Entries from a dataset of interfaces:
○ ○ ○ ○ ○ ○ ○

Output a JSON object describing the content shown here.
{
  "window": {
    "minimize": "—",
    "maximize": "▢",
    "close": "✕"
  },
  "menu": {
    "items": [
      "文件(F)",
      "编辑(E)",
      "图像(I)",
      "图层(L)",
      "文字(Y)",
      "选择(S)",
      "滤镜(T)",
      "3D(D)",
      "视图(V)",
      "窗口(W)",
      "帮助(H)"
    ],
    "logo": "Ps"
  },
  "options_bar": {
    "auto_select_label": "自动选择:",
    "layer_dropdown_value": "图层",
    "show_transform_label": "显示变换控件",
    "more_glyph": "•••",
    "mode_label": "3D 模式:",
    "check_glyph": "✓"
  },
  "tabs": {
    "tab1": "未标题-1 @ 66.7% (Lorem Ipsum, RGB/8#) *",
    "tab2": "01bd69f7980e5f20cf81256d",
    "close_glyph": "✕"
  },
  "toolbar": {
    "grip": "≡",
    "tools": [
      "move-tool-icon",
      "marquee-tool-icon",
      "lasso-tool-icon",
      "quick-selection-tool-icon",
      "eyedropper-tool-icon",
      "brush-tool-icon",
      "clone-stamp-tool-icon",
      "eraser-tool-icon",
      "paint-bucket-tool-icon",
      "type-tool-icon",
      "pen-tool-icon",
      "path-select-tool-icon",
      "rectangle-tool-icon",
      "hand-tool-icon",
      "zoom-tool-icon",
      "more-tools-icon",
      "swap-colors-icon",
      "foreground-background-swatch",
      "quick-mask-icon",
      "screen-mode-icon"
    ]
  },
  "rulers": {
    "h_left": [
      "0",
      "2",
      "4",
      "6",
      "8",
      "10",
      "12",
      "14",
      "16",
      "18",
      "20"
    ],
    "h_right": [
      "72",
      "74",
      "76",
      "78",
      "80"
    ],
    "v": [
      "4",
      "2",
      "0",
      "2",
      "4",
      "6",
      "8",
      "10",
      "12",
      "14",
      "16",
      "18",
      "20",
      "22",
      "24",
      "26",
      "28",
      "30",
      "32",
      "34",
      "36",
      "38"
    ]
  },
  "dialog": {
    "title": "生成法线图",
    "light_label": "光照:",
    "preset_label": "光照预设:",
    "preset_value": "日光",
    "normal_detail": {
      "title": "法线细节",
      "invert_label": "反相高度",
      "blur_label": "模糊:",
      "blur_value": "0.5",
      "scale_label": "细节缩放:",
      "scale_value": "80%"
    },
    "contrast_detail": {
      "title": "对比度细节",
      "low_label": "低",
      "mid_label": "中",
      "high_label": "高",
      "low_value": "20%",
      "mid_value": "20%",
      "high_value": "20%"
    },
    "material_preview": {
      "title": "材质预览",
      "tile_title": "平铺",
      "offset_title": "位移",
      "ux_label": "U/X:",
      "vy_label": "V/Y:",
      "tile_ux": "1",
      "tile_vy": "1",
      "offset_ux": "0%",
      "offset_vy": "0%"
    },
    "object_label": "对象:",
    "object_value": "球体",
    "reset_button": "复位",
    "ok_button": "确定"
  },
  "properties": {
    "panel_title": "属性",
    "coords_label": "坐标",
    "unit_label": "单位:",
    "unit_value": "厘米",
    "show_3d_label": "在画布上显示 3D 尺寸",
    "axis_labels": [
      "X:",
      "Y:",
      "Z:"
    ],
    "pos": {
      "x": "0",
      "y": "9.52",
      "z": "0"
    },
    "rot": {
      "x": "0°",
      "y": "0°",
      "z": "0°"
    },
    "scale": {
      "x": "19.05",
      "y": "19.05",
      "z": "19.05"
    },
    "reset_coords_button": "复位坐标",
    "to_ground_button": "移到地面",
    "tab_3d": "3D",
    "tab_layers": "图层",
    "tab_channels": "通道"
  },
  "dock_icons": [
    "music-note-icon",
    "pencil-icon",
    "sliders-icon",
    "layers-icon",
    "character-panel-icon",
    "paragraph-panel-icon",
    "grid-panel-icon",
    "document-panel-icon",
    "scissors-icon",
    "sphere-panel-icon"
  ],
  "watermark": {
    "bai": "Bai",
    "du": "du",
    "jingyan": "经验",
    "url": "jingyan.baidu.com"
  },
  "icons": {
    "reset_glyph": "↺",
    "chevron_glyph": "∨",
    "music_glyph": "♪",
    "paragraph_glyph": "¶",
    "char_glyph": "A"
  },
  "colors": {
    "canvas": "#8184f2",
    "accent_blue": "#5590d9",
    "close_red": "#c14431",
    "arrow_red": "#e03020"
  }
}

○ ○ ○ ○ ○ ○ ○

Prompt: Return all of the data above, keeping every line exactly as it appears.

Result:
Output a JSON object describing the content shown here.
{
  "window": {
    "minimize": "—",
    "maximize": "▢",
    "close": "✕"
  },
  "menu": {
    "items": [
      "文件(F)",
      "编辑(E)",
      "图像(I)",
      "图层(L)",
      "文字(Y)",
      "选择(S)",
      "滤镜(T)",
      "3D(D)",
      "视图(V)",
      "窗口(W)",
      "帮助(H)"
    ],
    "logo": "Ps"
  },
  "options_bar": {
    "auto_select_label": "自动选择:",
    "layer_dropdown_value": "图层",
    "show_transform_label": "显示变换控件",
    "more_glyph": "•••",
    "mode_label": "3D 模式:",
    "check_glyph": "✓"
  },
  "tabs": {
    "tab1": "未标题-1 @ 66.7% (Lorem Ipsum, RGB/8#) *",
    "tab2": "01bd69f7980e5f20cf81256d",
    "close_glyph": "✕"
  },
  "toolbar": {
    "grip": "≡",
    "tools": [
      "move-tool-icon",
      "marquee-tool-icon",
      "lasso-tool-icon",
      "quick-selection-tool-icon",
      "eyedropper-tool-icon",
      "brush-tool-icon",
      "clone-stamp-tool-icon",
      "eraser-tool-icon",
      "paint-bucket-tool-icon",
      "type-tool-icon",
      "pen-tool-icon",
      "path-select-tool-icon",
      "rectangle-tool-icon",
      "hand-tool-icon",
      "zoom-tool-icon",
      "more-tools-icon",
      "swap-colors-icon",
      "foreground-background-swatch",
      "quick-mask-icon",
      "screen-mode-icon"
    ]
  },
  "rulers": {
    "h_left": [
      "0",
      "2",
      "4",
      "6",
      "8",
      "10",
      "12",
      "14",
      "16",
      "18",
      "20"
    ],
    "h_right": [
      "72",
      "74",
      "76",
      "78",
      "80"
    ],
    "v": [
      "4",
      "2",
      "0",
      "2",
      "4",
      "6",
      "8",
      "10",
      "12",
      "14",
      "16",
      "18",
      "20",
      "22",
      "24",
      "26",
      "28",
      "30",
      "32",
      "34",
      "36",
      "38"
    ]
  },
  "dialog": {
    "title": "生成法线图",
    "light_label": "光照:",
    "preset_label": "光照预设:",
    "preset_value": "日光",
    "normal_detail": {
      "title": "法线细节",
      "invert_label": "反相高度",
      "blur_label": "模糊:",
      "blur_value": "0.5",
      "scale_label": "细节缩放:",
      "scale_value": "80%"
    },
    "contrast_detail": {
      "title": "对比度细节",
      "low_label": "低",
      "mid_label": "中",
      "high_label": "高",
      "low_value": "20%",
      "mid_value": "20%",
      "high_value": "20%"
    },
    "material_preview": {
      "title": "材质预览",
      "tile_title": "平铺",
      "offset_title": "位移",
      "ux_label": "U/X:",
      "vy_label": "V/Y:",
      "tile_ux": "1",
      "tile_vy": "1",
      "offset_ux": "0%",
      "offset_vy": "0%"
    },
    "object_label": "对象:",
    "object_value": "球体",
    "reset_button": "复位",
    "ok_button": "确定"
  },
  "properties": {
    "panel_title": "属性",
    "coords_label": "坐标",
    "unit_label": "单位:",
    "unit_value": "厘米",
    "show_3d_label": "在画布上显示 3D 尺寸",
    "axis_labels": [
      "X:",
      "Y:",
      "Z:"
    ],
    "pos": {
      "x": "0",
      "y": "9.52",
      "z": "0"
    },
    "rot": {
      "x": "0°",
      "y": "0°",
      "z": "0°"
    },
    "scale": {
      "x": "19.05",
      "y": "19.05",
      "z": "19.05"
    },
    "reset_coords_button": "复位坐标",
    "to_ground_button": "移到地面",
    "tab_3d": "3D",
    "tab_layers": "图层",
    "tab_channels": "通道"
  },
  "dock_icons": [
    "music-note-icon",
    "pencil-icon",
    "sliders-icon",
    "layers-icon",
    "character-panel-icon",
    "paragraph-panel-icon",
    "grid-panel-icon",
    "document-panel-icon",
    "scissors-icon",
    "sphere-panel-icon"
  ],
  "watermark": {
    "bai": "Bai",
    "du": "du",
    "jingyan": "经验",
    "url": "jingyan.baidu.com"
  },
  "icons": {
    "reset_glyph": "↺",
    "chevron_glyph": "∨",
    "music_glyph": "♪",
    "paragraph_glyph": "¶",
    "char_glyph": "A"
  },
  "colors": {
    "canvas": "#8184f2",
    "accent_blue": "#5590d9",
    "close_red": "#c14431",
    "arrow_red": "#e03020"
  }
}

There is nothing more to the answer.